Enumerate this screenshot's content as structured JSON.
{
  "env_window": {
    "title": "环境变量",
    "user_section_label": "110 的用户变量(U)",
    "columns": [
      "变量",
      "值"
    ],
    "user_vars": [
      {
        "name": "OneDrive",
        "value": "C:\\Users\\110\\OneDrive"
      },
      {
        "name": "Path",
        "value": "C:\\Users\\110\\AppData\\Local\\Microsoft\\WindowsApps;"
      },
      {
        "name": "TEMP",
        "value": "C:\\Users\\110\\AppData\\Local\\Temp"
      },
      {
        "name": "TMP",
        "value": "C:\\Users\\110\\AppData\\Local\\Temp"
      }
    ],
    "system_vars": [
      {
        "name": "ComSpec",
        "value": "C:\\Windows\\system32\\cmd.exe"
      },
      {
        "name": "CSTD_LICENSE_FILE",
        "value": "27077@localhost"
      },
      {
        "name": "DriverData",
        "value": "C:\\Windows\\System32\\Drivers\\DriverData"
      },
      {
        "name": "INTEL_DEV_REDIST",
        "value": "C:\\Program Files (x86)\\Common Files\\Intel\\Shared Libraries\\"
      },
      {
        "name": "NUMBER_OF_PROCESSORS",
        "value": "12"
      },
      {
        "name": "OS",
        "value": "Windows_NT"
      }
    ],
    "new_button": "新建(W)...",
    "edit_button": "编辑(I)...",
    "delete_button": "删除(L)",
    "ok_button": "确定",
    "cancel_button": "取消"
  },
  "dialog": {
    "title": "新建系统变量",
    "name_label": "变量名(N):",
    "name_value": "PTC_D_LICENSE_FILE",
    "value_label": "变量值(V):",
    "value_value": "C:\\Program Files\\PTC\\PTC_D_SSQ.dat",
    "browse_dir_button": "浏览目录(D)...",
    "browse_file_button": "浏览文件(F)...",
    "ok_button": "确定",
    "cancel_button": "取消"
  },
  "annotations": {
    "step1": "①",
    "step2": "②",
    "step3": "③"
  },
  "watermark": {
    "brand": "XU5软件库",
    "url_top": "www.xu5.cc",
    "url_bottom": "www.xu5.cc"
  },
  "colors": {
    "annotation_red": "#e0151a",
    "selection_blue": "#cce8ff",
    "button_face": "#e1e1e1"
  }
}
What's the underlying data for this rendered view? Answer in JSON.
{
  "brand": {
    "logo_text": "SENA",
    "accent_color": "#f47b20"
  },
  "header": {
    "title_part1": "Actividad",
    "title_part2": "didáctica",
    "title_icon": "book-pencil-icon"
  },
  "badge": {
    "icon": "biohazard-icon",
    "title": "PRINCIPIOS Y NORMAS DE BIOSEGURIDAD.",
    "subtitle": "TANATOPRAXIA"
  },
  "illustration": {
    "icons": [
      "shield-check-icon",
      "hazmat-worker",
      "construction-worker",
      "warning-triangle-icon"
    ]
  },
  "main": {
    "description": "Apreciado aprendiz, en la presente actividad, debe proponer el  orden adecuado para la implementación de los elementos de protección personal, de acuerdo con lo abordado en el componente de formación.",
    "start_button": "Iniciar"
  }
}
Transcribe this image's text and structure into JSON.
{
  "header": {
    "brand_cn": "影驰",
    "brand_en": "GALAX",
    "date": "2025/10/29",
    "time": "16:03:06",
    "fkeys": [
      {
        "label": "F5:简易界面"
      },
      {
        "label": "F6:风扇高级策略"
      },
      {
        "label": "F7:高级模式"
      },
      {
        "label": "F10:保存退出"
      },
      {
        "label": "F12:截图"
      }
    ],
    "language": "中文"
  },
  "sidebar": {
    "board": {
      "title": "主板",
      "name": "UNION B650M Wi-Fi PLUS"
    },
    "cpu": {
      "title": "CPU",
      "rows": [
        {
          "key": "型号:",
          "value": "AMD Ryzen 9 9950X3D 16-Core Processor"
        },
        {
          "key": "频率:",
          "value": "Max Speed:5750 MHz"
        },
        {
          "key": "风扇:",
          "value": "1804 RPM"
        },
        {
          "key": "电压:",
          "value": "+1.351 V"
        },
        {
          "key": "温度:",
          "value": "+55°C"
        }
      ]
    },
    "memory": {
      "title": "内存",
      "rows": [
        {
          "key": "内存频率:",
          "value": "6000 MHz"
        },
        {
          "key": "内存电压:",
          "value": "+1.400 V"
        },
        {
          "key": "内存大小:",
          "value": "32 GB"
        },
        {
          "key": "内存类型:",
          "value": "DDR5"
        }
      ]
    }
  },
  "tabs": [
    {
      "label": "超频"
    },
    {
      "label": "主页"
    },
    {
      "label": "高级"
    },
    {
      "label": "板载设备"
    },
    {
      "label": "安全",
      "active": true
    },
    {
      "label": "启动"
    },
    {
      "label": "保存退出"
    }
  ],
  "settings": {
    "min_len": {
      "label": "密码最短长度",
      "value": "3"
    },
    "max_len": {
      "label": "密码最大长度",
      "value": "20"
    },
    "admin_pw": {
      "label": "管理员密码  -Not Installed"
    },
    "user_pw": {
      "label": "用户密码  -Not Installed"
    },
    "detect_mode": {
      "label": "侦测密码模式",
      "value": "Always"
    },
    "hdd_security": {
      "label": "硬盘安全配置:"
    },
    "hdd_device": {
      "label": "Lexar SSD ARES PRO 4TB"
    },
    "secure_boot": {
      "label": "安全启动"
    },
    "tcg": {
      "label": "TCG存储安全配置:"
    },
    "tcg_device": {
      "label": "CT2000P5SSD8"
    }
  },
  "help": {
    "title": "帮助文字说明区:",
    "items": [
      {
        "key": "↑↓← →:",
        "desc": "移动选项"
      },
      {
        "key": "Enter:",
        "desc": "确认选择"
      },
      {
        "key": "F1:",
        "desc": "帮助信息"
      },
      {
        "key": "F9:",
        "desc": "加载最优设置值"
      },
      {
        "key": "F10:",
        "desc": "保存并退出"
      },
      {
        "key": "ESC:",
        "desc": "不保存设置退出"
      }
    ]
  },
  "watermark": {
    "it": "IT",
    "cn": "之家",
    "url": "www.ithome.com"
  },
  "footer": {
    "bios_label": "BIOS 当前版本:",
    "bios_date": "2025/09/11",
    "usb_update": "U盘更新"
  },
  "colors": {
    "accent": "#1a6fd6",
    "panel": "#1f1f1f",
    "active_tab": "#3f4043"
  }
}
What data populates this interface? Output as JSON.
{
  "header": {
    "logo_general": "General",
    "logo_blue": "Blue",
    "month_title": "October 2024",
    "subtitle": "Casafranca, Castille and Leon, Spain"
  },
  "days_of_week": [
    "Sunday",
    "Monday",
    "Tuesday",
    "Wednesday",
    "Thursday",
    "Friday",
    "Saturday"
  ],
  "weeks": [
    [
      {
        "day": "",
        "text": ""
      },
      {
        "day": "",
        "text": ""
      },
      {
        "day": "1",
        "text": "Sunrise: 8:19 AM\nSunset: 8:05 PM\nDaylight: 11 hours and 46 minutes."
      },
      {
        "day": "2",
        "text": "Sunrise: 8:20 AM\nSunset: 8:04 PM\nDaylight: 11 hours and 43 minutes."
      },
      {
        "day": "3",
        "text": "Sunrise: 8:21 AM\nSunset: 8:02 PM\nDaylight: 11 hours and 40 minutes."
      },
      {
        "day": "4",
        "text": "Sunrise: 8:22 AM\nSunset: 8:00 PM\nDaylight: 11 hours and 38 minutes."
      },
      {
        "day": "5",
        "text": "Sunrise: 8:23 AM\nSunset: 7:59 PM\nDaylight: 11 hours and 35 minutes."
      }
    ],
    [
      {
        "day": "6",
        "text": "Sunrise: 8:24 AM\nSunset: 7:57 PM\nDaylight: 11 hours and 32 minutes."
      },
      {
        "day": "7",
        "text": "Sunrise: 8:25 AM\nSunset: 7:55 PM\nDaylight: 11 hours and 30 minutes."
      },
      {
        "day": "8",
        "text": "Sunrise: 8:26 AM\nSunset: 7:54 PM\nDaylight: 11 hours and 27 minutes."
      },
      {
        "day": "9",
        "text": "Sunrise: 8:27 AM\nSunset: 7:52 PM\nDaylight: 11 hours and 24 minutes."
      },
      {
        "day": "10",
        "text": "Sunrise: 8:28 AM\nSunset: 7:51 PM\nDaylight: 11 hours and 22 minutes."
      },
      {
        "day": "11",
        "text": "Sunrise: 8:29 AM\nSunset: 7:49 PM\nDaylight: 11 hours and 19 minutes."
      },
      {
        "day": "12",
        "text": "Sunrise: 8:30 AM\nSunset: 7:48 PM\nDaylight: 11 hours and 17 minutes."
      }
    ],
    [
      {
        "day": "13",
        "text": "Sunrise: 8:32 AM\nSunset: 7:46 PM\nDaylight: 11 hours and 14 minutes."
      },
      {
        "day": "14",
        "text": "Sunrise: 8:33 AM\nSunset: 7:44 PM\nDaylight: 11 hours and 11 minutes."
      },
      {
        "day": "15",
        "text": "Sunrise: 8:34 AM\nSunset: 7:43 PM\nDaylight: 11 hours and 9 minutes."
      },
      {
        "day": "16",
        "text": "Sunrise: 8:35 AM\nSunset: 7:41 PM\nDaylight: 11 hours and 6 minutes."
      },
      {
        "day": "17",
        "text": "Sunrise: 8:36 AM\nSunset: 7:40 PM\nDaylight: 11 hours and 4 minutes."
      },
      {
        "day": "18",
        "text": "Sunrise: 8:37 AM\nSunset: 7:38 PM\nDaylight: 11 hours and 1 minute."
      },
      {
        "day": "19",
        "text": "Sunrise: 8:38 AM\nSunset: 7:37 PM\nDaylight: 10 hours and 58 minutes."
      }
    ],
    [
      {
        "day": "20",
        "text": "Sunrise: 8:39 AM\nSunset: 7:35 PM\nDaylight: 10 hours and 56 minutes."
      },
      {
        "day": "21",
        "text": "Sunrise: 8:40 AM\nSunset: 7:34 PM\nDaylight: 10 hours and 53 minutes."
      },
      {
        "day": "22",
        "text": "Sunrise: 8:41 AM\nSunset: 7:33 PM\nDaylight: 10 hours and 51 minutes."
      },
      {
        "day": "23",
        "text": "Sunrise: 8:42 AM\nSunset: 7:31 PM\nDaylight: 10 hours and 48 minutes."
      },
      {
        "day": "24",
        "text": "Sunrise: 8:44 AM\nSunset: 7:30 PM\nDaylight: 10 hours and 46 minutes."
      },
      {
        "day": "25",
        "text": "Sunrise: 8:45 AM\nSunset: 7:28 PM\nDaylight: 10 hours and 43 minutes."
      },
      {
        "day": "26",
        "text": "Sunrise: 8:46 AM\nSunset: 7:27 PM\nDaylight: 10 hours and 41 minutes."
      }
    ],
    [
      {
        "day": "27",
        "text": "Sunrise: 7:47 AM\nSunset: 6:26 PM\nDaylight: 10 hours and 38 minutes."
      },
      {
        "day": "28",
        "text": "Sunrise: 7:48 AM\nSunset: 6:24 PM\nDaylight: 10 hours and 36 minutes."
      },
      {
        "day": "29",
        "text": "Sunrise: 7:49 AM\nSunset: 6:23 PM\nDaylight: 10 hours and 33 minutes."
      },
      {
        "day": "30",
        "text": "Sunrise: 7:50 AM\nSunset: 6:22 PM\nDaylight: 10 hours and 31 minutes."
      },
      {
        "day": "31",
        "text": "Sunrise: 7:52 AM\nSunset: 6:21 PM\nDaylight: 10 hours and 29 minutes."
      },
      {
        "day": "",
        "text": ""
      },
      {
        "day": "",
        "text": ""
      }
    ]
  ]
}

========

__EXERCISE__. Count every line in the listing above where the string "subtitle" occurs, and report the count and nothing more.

__ANSWER TO THE PROBLEM__. 2